(WHAT YOU SHOULD DO) Copy each entry below exactly. No images.

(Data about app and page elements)

- - - - -

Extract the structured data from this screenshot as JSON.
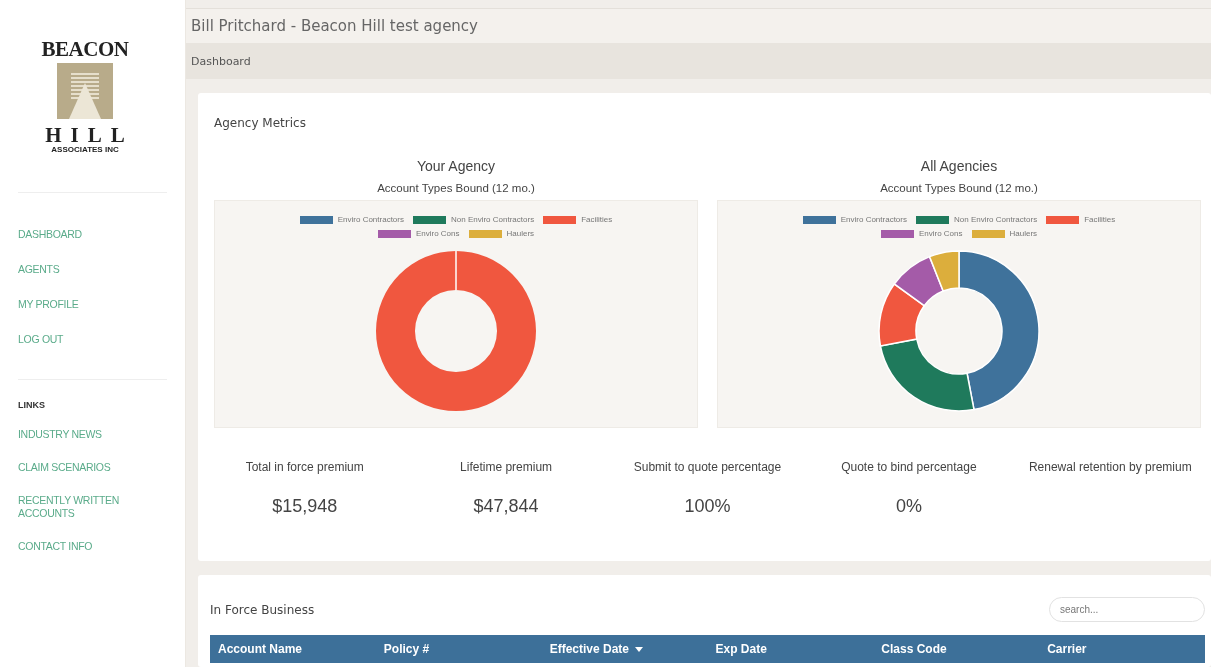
{
  "logo": {
    "top": "BEACON",
    "middle": "HILL",
    "bottom": "ASSOCIATES INC"
  },
  "sidebar": {
    "items": [
      {
        "label": "DASHBOARD"
      },
      {
        "label": "AGENTS"
      },
      {
        "label": "MY PROFILE"
      },
      {
        "label": "LOG OUT"
      }
    ],
    "links_heading": "LINKS",
    "links": [
      {
        "label": "INDUSTRY NEWS"
      },
      {
        "label": "CLAIM SCENARIOS"
      },
      {
        "label": "RECENTLY WRITTEN ACCOUNTS"
      },
      {
        "label": "CONTACT INFO"
      }
    ]
  },
  "header": {
    "title": "Bill Pritchard - Beacon Hill test agency",
    "breadcrumb": "Dashboard"
  },
  "metrics": {
    "title": "Agency Metrics",
    "charts": [
      {
        "title": "Your Agency",
        "subtitle": "Account Types Bound (12 mo.)",
        "kind": "single",
        "legend": [
          {
            "label": "Enviro Contractors",
            "color": "#3f729b"
          },
          {
            "label": "Non Enviro Contractors",
            "color": "#1f7a5c"
          },
          {
            "label": "Facilities",
            "color": "#f0573f"
          },
          {
            "label": "Enviro Cons",
            "color": "#a45ba8"
          },
          {
            "label": "Haulers",
            "color": "#dcae3c"
          }
        ]
      },
      {
        "title": "All Agencies",
        "subtitle": "Account Types Bound (12 mo.)",
        "kind": "mixed",
        "legend": [
          {
            "label": "Enviro Contractors",
            "color": "#3f729b"
          },
          {
            "label": "Non Enviro Contractors",
            "color": "#1f7a5c"
          },
          {
            "label": "Facilities",
            "color": "#f0573f"
          },
          {
            "label": "Enviro Cons",
            "color": "#a45ba8"
          },
          {
            "label": "Haulers",
            "color": "#dcae3c"
          }
        ]
      }
    ],
    "stats": [
      {
        "label": "Total in force premium",
        "value": "$15,948"
      },
      {
        "label": "Lifetime premium",
        "value": "$47,844"
      },
      {
        "label": "Submit to quote percentage",
        "value": "100%"
      },
      {
        "label": "Quote to bind percentage",
        "value": "0%"
      },
      {
        "label": "Renewal retention by premium"
      }
    ]
  },
  "business": {
    "title": "In Force Business",
    "search": {
      "placeholder": "search..."
    },
    "columns": [
      {
        "label": "Account Name",
        "sorted": false
      },
      {
        "label": "Policy #",
        "sorted": false
      },
      {
        "label": "Effective Date",
        "sorted": true
      },
      {
        "label": "Exp Date",
        "sorted": false
      },
      {
        "label": "Class Code",
        "sorted": false
      },
      {
        "label": "Carrier",
        "sorted": false
      }
    ]
  }
}
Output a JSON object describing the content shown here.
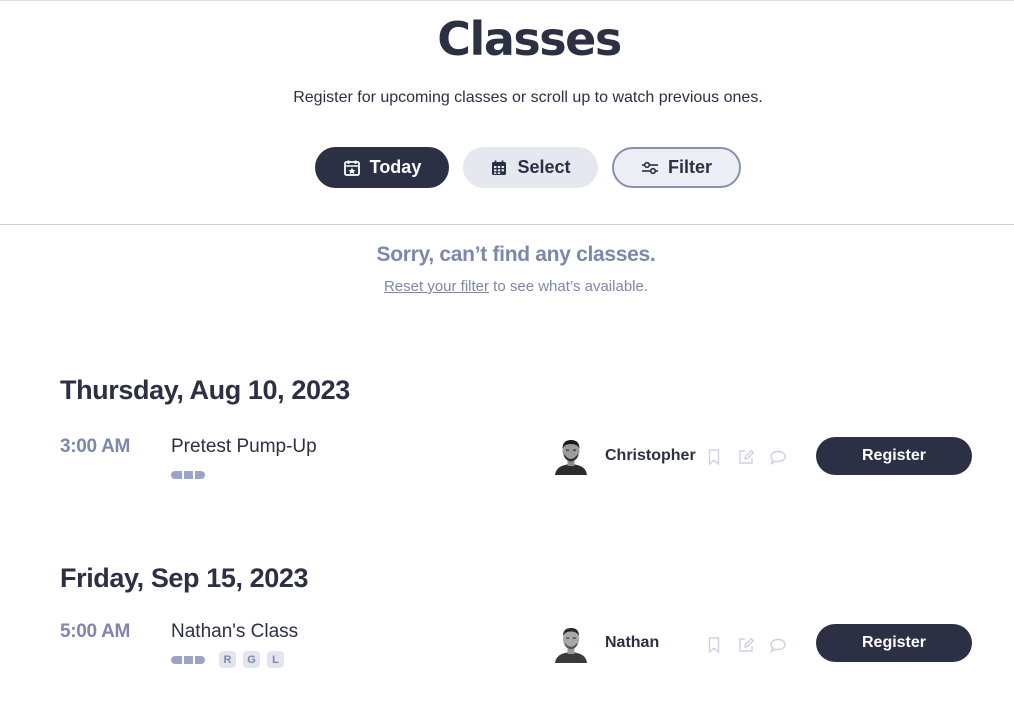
{
  "header": {
    "title": "Classes",
    "subtitle": "Register for upcoming classes or scroll up to watch previous ones."
  },
  "controls": {
    "today_label": "Today",
    "select_label": "Select",
    "filter_label": "Filter"
  },
  "empty_state": {
    "title": "Sorry, can’t find any classes.",
    "reset_link": "Reset your filter",
    "suffix": " to see what’s available."
  },
  "days": [
    {
      "heading": "Thursday, Aug 10, 2023",
      "classes": [
        {
          "time": "3:00 AM",
          "name": "Pretest Pump-Up",
          "tags": [],
          "instructor": "Christopher",
          "register_label": "Register"
        }
      ]
    },
    {
      "heading": "Friday, Sep 15, 2023",
      "classes": [
        {
          "time": "5:00 AM",
          "name": "Nathan's Class",
          "tags": [
            "R",
            "G",
            "L"
          ],
          "instructor": "Nathan",
          "register_label": "Register"
        }
      ]
    }
  ],
  "icons": {
    "today": "calendar-star-icon",
    "select": "calendar-grid-icon",
    "filter": "sliders-icon",
    "bookmark": "bookmark-icon",
    "edit": "edit-icon",
    "comment": "comment-icon"
  },
  "colors": {
    "primary": "#2b3045",
    "muted": "#7d87ab",
    "light": "#e6e8f0"
  }
}
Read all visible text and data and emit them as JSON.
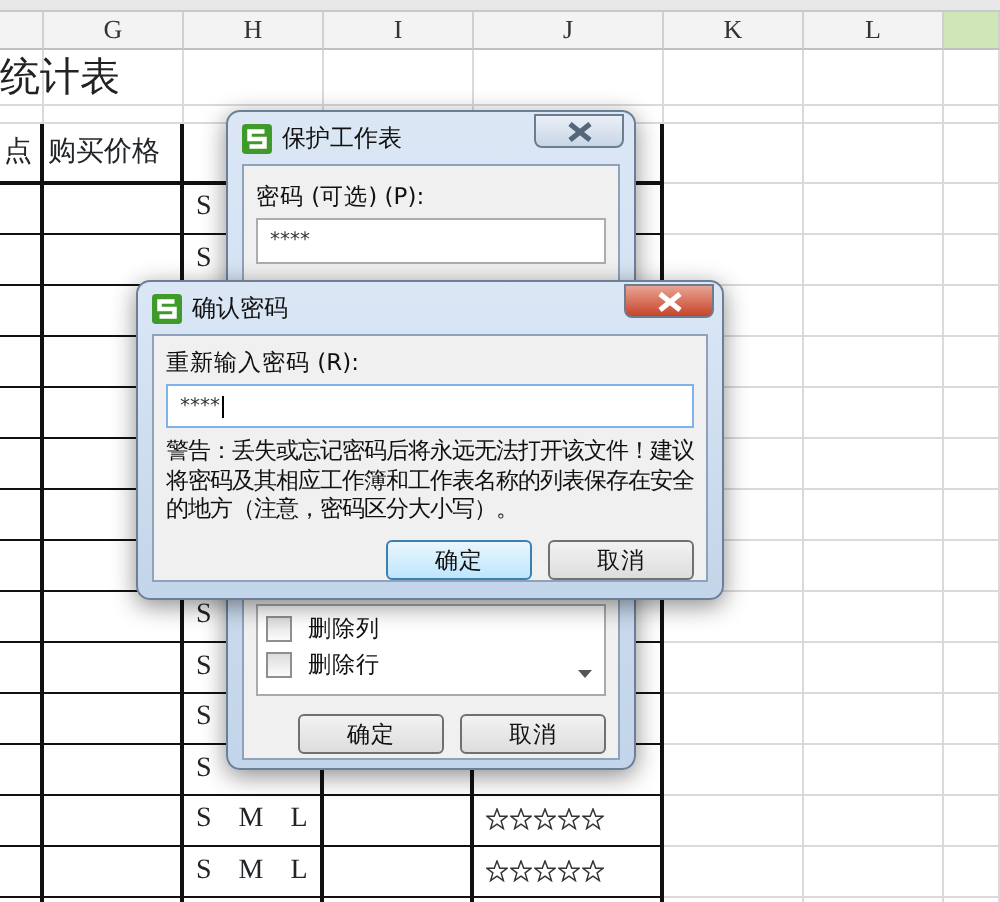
{
  "sheet": {
    "columns": [
      {
        "selected": false
      },
      {
        "label": "G",
        "selected": false
      },
      {
        "label": "H",
        "selected": false
      },
      {
        "label": "I",
        "selected": false
      },
      {
        "label": "J",
        "selected": false
      },
      {
        "label": "K",
        "selected": false
      },
      {
        "label": "L",
        "selected": false
      },
      {
        "selected": true
      }
    ],
    "title": "统计表",
    "header_cells": [
      "点",
      "购买价格"
    ],
    "rows": [
      {
        "sizes": "S"
      },
      {
        "sizes": "S"
      },
      {},
      {},
      {},
      {},
      {},
      {},
      {
        "sizes": "S"
      },
      {
        "sizes": "S"
      },
      {
        "sizes": "S"
      },
      {
        "sizes": "S"
      },
      {
        "sizes": "S M L",
        "stars": 0
      },
      {
        "sizes": "S M L",
        "stars": 0
      }
    ]
  },
  "protect_dialog": {
    "title": "保护工作表",
    "password_label": "密码 (可选) (P):",
    "password_value": "****",
    "permissions": [
      {
        "label": "删除列",
        "checked": false
      },
      {
        "label": "删除行",
        "checked": false
      }
    ],
    "buttons": [
      "确定",
      "取消"
    ]
  },
  "confirm_dialog": {
    "title": "确认密码",
    "label": "重新输入密码 (R):",
    "value": "****",
    "warning": "警告：丢失或忘记密码后将永远无法打开该文件！建议将密码及其相应工作簿和工作表名称的列表保存在安全的地方（注意，密码区分大小写）。",
    "buttons": [
      {
        "label": "确定",
        "focused": true
      },
      {
        "label": "取消",
        "focused": false
      }
    ]
  }
}
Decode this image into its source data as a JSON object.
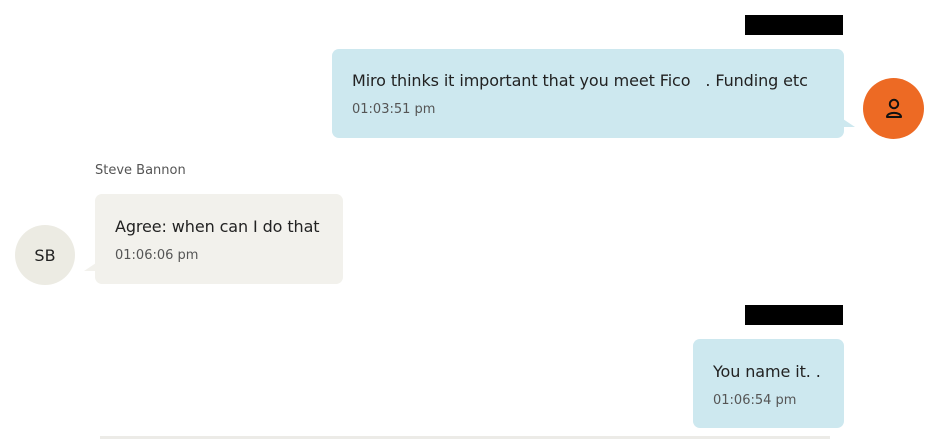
{
  "messages": [
    {
      "direction": "outgoing",
      "text": "Miro thinks it important that you meet Fico   . Funding etc",
      "time": "01:03:51 pm",
      "avatar_icon": "user-icon",
      "redacted_header": true
    },
    {
      "direction": "incoming",
      "sender": "Steve Bannon",
      "avatar_initials": "SB",
      "text": "Agree: when can I do that",
      "time": "01:06:06 pm"
    },
    {
      "direction": "outgoing",
      "text": "You name it. .",
      "time": "01:06:54 pm",
      "redacted_header": true
    }
  ],
  "colors": {
    "outgoing_bubble": "#cde8ef",
    "incoming_bubble": "#f2f1ec",
    "user_avatar": "#ed6a24",
    "initials_avatar": "#ecebe3",
    "redaction": "#000000"
  }
}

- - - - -

(THE COMPLETED TASK)
Extract the structured data from this screenshot as JSON.
{
  "logo": {
    "top": "BEACON",
    "middle": "HILL",
    "bottom": "ASSOCIATES INC"
  },
  "sidebar": {
    "items": [
      {
        "label": "DASHBOARD"
      },
      {
        "label": "AGENTS"
      },
      {
        "label": "MY PROFILE"
      },
      {
        "label": "LOG OUT"
      }
    ],
    "links_heading": "LINKS",
    "links": [
      {
        "label": "INDUSTRY NEWS"
      },
      {
        "label": "CLAIM SCENARIOS"
      },
      {
        "label": "RECENTLY WRITTEN ACCOUNTS"
      },
      {
        "label": "CONTACT INFO"
      }
    ]
  },
  "header": {
    "title": "Bill Pritchard - Beacon Hill test agency",
    "breadcrumb": "Dashboard"
  },
  "metrics": {
    "title": "Agency Metrics",
    "charts": [
      {
        "title": "Your Agency",
        "subtitle": "Account Types Bound (12 mo.)",
        "kind": "single",
        "legend": [
          {
            "label": "Enviro Contractors",
            "color": "#3f729b"
          },
          {
            "label": "Non Enviro Contractors",
            "color": "#1f7a5c"
          },
          {
            "label": "Facilities",
            "color": "#f0573f"
          },
          {
            "label": "Enviro Cons",
            "color": "#a45ba8"
          },
          {
            "label": "Haulers",
            "color": "#dcae3c"
          }
        ]
      },
      {
        "title": "All Agencies",
        "subtitle": "Account Types Bound (12 mo.)",
        "kind": "mixed",
        "legend": [
          {
            "label": "Enviro Contractors",
            "color": "#3f729b"
          },
          {
            "label": "Non Enviro Contractors",
            "color": "#1f7a5c"
          },
          {
            "label": "Facilities",
            "color": "#f0573f"
          },
          {
            "label": "Enviro Cons",
            "color": "#a45ba8"
          },
          {
            "label": "Haulers",
            "color": "#dcae3c"
          }
        ]
      }
    ],
    "stats": [
      {
        "label": "Total in force premium",
        "value": "$15,948"
      },
      {
        "label": "Lifetime premium",
        "value": "$47,844"
      },
      {
        "label": "Submit to quote percentage",
        "value": "100%"
      },
      {
        "label": "Quote to bind percentage",
        "value": "0%"
      },
      {
        "label": "Renewal retention by premium"
      }
    ]
  },
  "business": {
    "title": "In Force Business",
    "search": {
      "placeholder": "search..."
    },
    "columns": [
      {
        "label": "Account Name",
        "sorted": false
      },
      {
        "label": "Policy #",
        "sorted": false
      },
      {
        "label": "Effective Date",
        "sorted": true
      },
      {
        "label": "Exp Date",
        "sorted": false
      },
      {
        "label": "Class Code",
        "sorted": false
      },
      {
        "label": "Carrier",
        "sorted": false
      }
    ]
  }
}
Output a JSON object describing the content shown here.
{
  "header": {
    "title": "Classes",
    "subtitle": "Register for upcoming classes or scroll up to watch previous ones."
  },
  "controls": {
    "today_label": "Today",
    "select_label": "Select",
    "filter_label": "Filter"
  },
  "empty_state": {
    "title": "Sorry, can’t find any classes.",
    "reset_link": "Reset your filter",
    "suffix": " to see what’s available."
  },
  "days": [
    {
      "heading": "Thursday, Aug 10, 2023",
      "classes": [
        {
          "time": "3:00 AM",
          "name": "Pretest Pump-Up",
          "tags": [],
          "instructor": "Christopher",
          "register_label": "Register"
        }
      ]
    },
    {
      "heading": "Friday, Sep 15, 2023",
      "classes": [
        {
          "time": "5:00 AM",
          "name": "Nathan's Class",
          "tags": [
            "R",
            "G",
            "L"
          ],
          "instructor": "Nathan",
          "register_label": "Register"
        }
      ]
    }
  ],
  "icons": {
    "today": "calendar-star-icon",
    "select": "calendar-grid-icon",
    "filter": "sliders-icon",
    "bookmark": "bookmark-icon",
    "edit": "edit-icon",
    "comment": "comment-icon"
  },
  "colors": {
    "primary": "#2b3045",
    "muted": "#7d87ab",
    "light": "#e6e8f0"
  }
}
Read all visible text and data and emit them as JSON.
{
  "sheet": {
    "columns": [
      {
        "selected": false
      },
      {
        "label": "G",
        "selected": false
      },
      {
        "label": "H",
        "selected": false
      },
      {
        "label": "I",
        "selected": false
      },
      {
        "label": "J",
        "selected": false
      },
      {
        "label": "K",
        "selected": false
      },
      {
        "label": "L",
        "selected": false
      },
      {
        "selected": true
      }
    ],
    "title": "统计表",
    "header_cells": [
      "点",
      "购买价格"
    ],
    "rows": [
      {
        "sizes": "S"
      },
      {
        "sizes": "S"
      },
      {},
      {},
      {},
      {},
      {},
      {},
      {
        "sizes": "S"
      },
      {
        "sizes": "S"
      },
      {
        "sizes": "S"
      },
      {
        "sizes": "S"
      },
      {
        "sizes": "S M L",
        "stars": 0
      },
      {
        "sizes": "S M L",
        "stars": 0
      }
    ]
  },
  "protect_dialog": {
    "title": "保护工作表",
    "password_label": "密码 (可选) (P):",
    "password_value": "****",
    "permissions": [
      {
        "label": "删除列",
        "checked": false
      },
      {
        "label": "删除行",
        "checked": false
      }
    ],
    "buttons": [
      "确定",
      "取消"
    ]
  },
  "confirm_dialog": {
    "title": "确认密码",
    "label": "重新输入密码 (R):",
    "value": "****",
    "warning": "警告：丢失或忘记密码后将永远无法打开该文件！建议将密码及其相应工作簿和工作表名称的列表保存在安全的地方（注意，密码区分大小写）。",
    "buttons": [
      {
        "label": "确定",
        "focused": true
      },
      {
        "label": "取消",
        "focused": false
      }
    ]
  }
}
Decode this image into its source data as a JSON object.
{
  "messages": [
    {
      "direction": "outgoing",
      "text": "Miro thinks it important that you meet Fico   . Funding etc",
      "time": "01:03:51 pm",
      "avatar_icon": "user-icon",
      "redacted_header": true
    },
    {
      "direction": "incoming",
      "sender": "Steve Bannon",
      "avatar_initials": "SB",
      "text": "Agree: when can I do that",
      "time": "01:06:06 pm"
    },
    {
      "direction": "outgoing",
      "text": "You name it. .",
      "time": "01:06:54 pm",
      "redacted_header": true
    }
  ],
  "colors": {
    "outgoing_bubble": "#cde8ef",
    "incoming_bubble": "#f2f1ec",
    "user_avatar": "#ed6a24",
    "initials_avatar": "#ecebe3",
    "redaction": "#000000"
  }
}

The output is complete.